One of the best features of the holidays is getting to enjoy all kinds of culinary treats during parties, family gatherings and other seasonal celebrations.

Equally entertaining—in an intellectual, if not culinary—sense is reviewing some of the vegan specials that the veggie believers tell themselves are wondrous substitutes for the traditional holiday recipes.

For example: How about this featured dish form the folks at Vegetarian Times magazine, it’s called Vegetables Wellington, and it proposes to be an entrée worthy of being the “centerpiece” of a seasonal get-together.

“Adorn your table with this wow-worthy dish baked in a loaf pan for a spectacular presentation,” the recipe’s authors proclaim.

Only one huge, glaring problem—well, two, actually: A number of the required ingredients would not normally be available to most Americans in the middle of December. After all, “natural” and “local” are supposedly the twin pillars of the enlightened vegan lifestyle, and when a recipe calls for asparagus, bell peppers and fresh spinach, we’re talking a seriously large carbon footprint.

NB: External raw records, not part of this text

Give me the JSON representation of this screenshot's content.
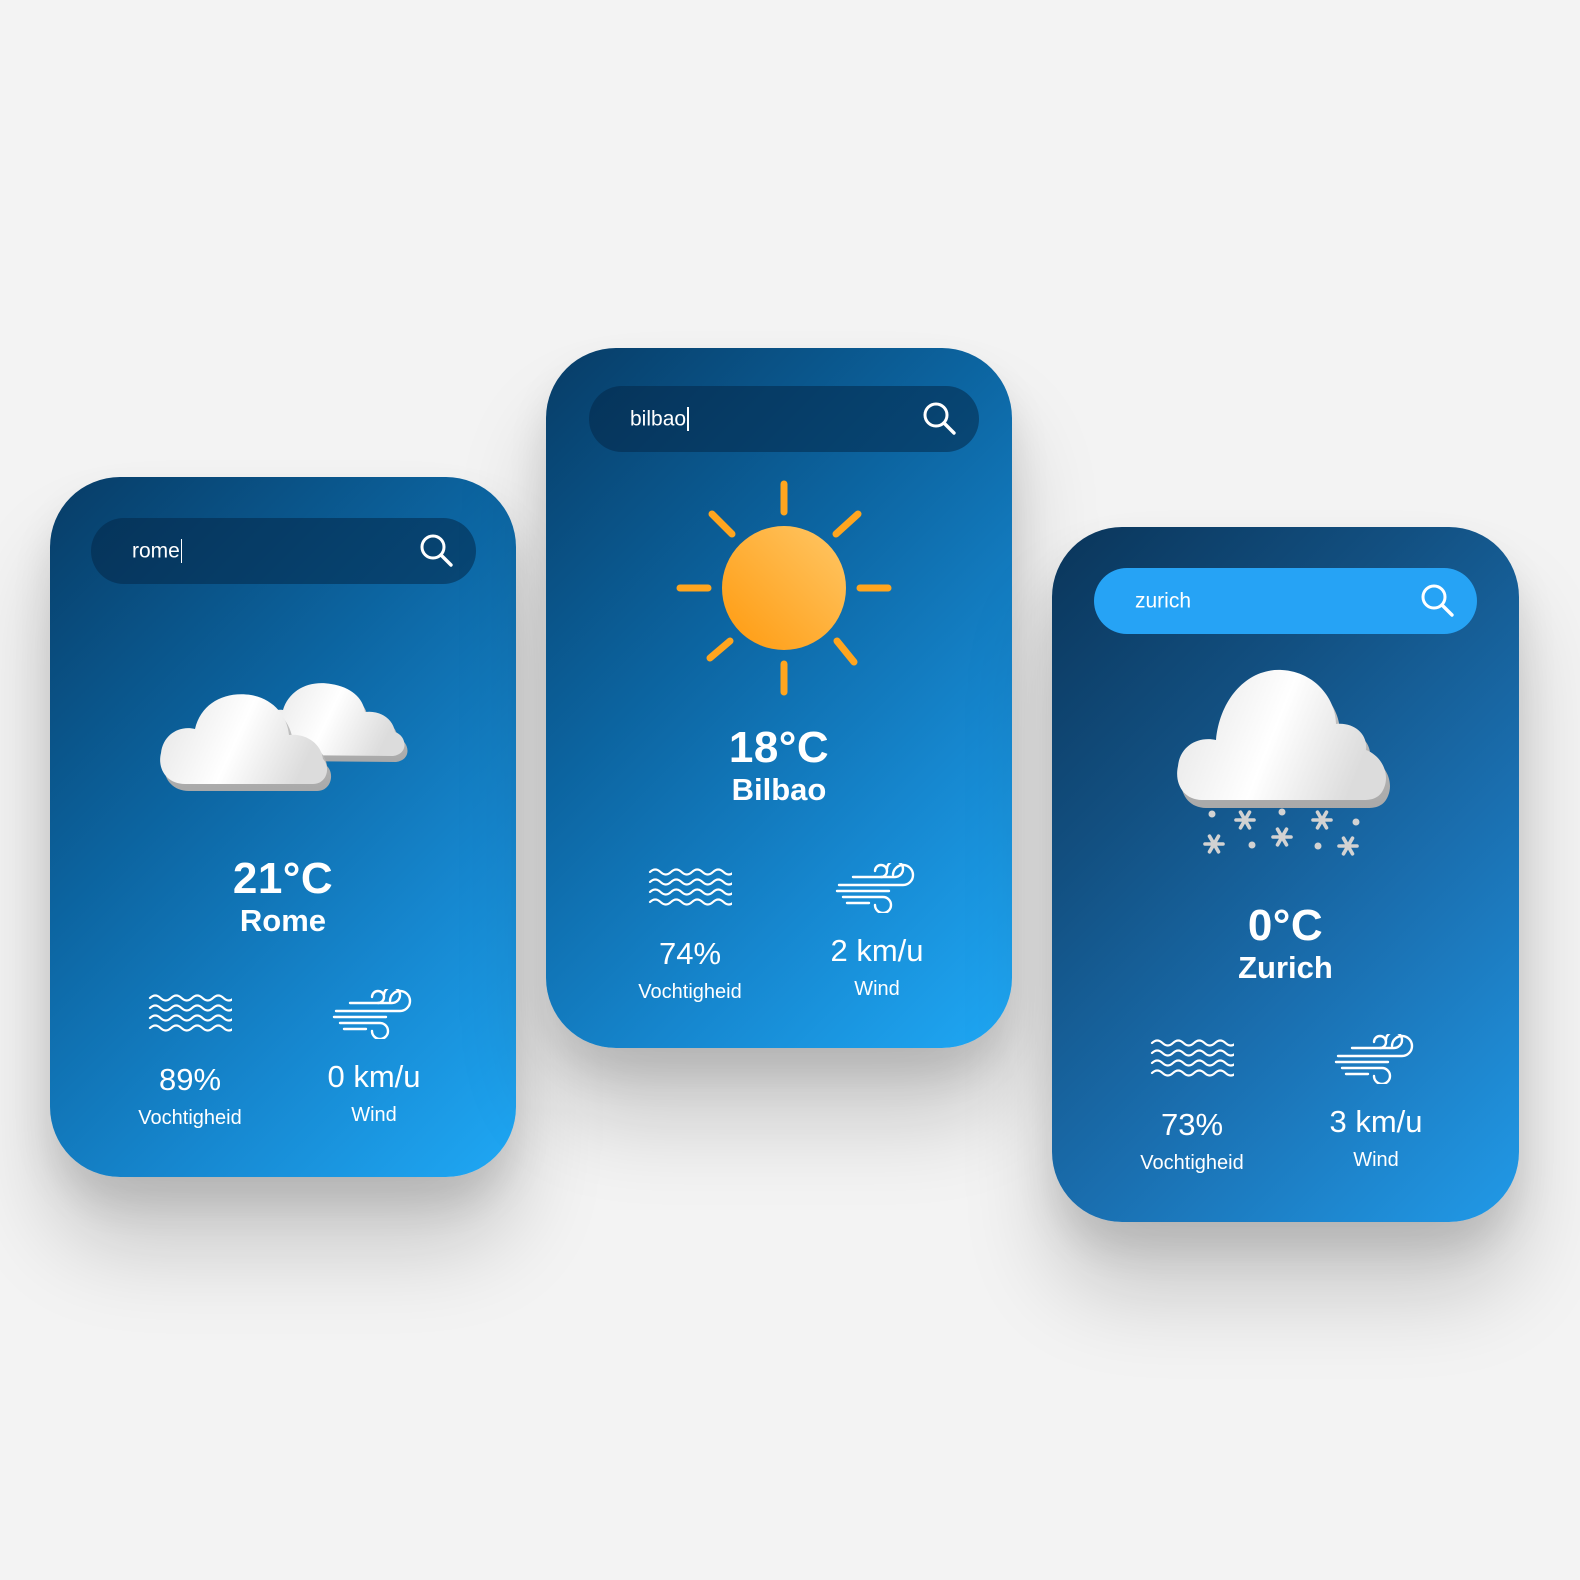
{
  "colors": {
    "page_background": "#f3f3f3",
    "card_gradient_dark": "#073c66",
    "card_gradient_light": "#1fa8f5",
    "active_search": "#26a3f5",
    "sun": "#ffa51f",
    "text": "#ffffff"
  },
  "cards": [
    {
      "search": {
        "value": "rome",
        "has_caret": true
      },
      "icon": "cloud-icon",
      "temperature": "21°C",
      "city": "Rome",
      "humidity": {
        "value": "89%",
        "label": "Vochtigheid",
        "icon": "humidity-waves-icon"
      },
      "wind": {
        "value": "0 km/u",
        "label": "Wind",
        "icon": "wind-icon"
      }
    },
    {
      "search": {
        "value": "bilbao",
        "has_caret": true
      },
      "icon": "sun-icon",
      "temperature": "18°C",
      "city": "Bilbao",
      "humidity": {
        "value": "74%",
        "label": "Vochtigheid",
        "icon": "humidity-waves-icon"
      },
      "wind": {
        "value": "2 km/u",
        "label": "Wind",
        "icon": "wind-icon"
      }
    },
    {
      "search": {
        "value": "zurich",
        "has_caret": false
      },
      "icon": "snow-cloud-icon",
      "temperature": "0°C",
      "city": "Zurich",
      "humidity": {
        "value": "73%",
        "label": "Vochtigheid",
        "icon": "humidity-waves-icon"
      },
      "wind": {
        "value": "3 km/u",
        "label": "Wind",
        "icon": "wind-icon"
      }
    }
  ]
}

Veggies Wellington also calls for a large egg and close to a pound of goat cheese, so to label this concoction “vegetarian” is to slice that definition with as thin a paring knife as possible.

Bottom line: Vegetables Wellington is no more ecologically friendly, and certainly no less dependent on modern food production technologies, processing efficiencies and distribution infrastructure than any traditional holiday entrée, yet it’s touted by its proponents as a way to “live longer, healthier lives, reduce pollution, preserve Earth’s natural resources” and serve as an alternative for people “who love animals and are ethically opposed to eating them.”

The secret sauce

Or consider the other angle veggie activists always play, the “we’re way healthier than conventional foods” card. A great example of that is “quick and easy” Vegan Club Sandwich.

As all good veggies believe, “Classic club sandwiches are meat-laden, mayonnaise-slathered, three-layer creations that contain enough fat and calories for an entire day.”

Right—which is why they taste great.

However, the “secret” to the vegan alternative isn’t just the substitution of slices of “meatless, low-fat bacon strips” and “meatless deli-style smoked chicken,” it’s also the inclusion of Vegenaise, the “world-famous, egg-free, all-natural” product with real mayo taste—despite being lower in total fat than ordinary mayonnaise, egg- and dairy-free and absolutely no cholesterol, hydrogenated fatsor transfats.

Really? Let’s compare Vegenaise to Kraft brand Real Mayo.

Vegenaise is made with water, canola oil, vinegar, soy protein and sweetener. It provides 9 calories per 14-gram serving, with 89% of those calories coming from fat. Vegenaise has zero fiber, zero protein and zero vitamins and minerals.

Kraft Mayo is made from water, oil, egg yolks, food starch, sugar and vinegar. A 15-gram serving provides 80 calories, 90% of which are derived from fat, and it also offers zero fiber, protein and vitamins and minerals.

Basically, both products are strictly condiments designed to enhance the flavor and mouth feel of a somewhat dry sandwich in need of a little flavor zip. With either product, you’re basically eating fat and flavorings.

The big difference it that Vegenaise lists “filtered water,” “expeller-pressed canola oil,” “apple cider vinegar” and “non-GMO soy” on its ingredients statement. That’s why a 16-oz. jar retails for $4.49, or 28 cents an ounce, versus Kraft Real Mayo, which goes for about $5.49 for a 30-oz. jar, or 15 cents an ounce.

So whether Vegenaise users want to admit it or not, they’re basically eating a high-priced, upscale version of a very similar product, with a virtually identical nutritional profile as conventional mayonnaise. They can call themselves foodies, a veggies or whatever holier-then-thou label they prefer: The Vegan Club isn’t a whole lot different than the original product from which it was derived.

The only real differentiation is the shameless posturing in which its manufacturer indulges.

The opinions expressed in this commentary are solely those of Dan Murphy, a veteran food-industry journalist and commentator.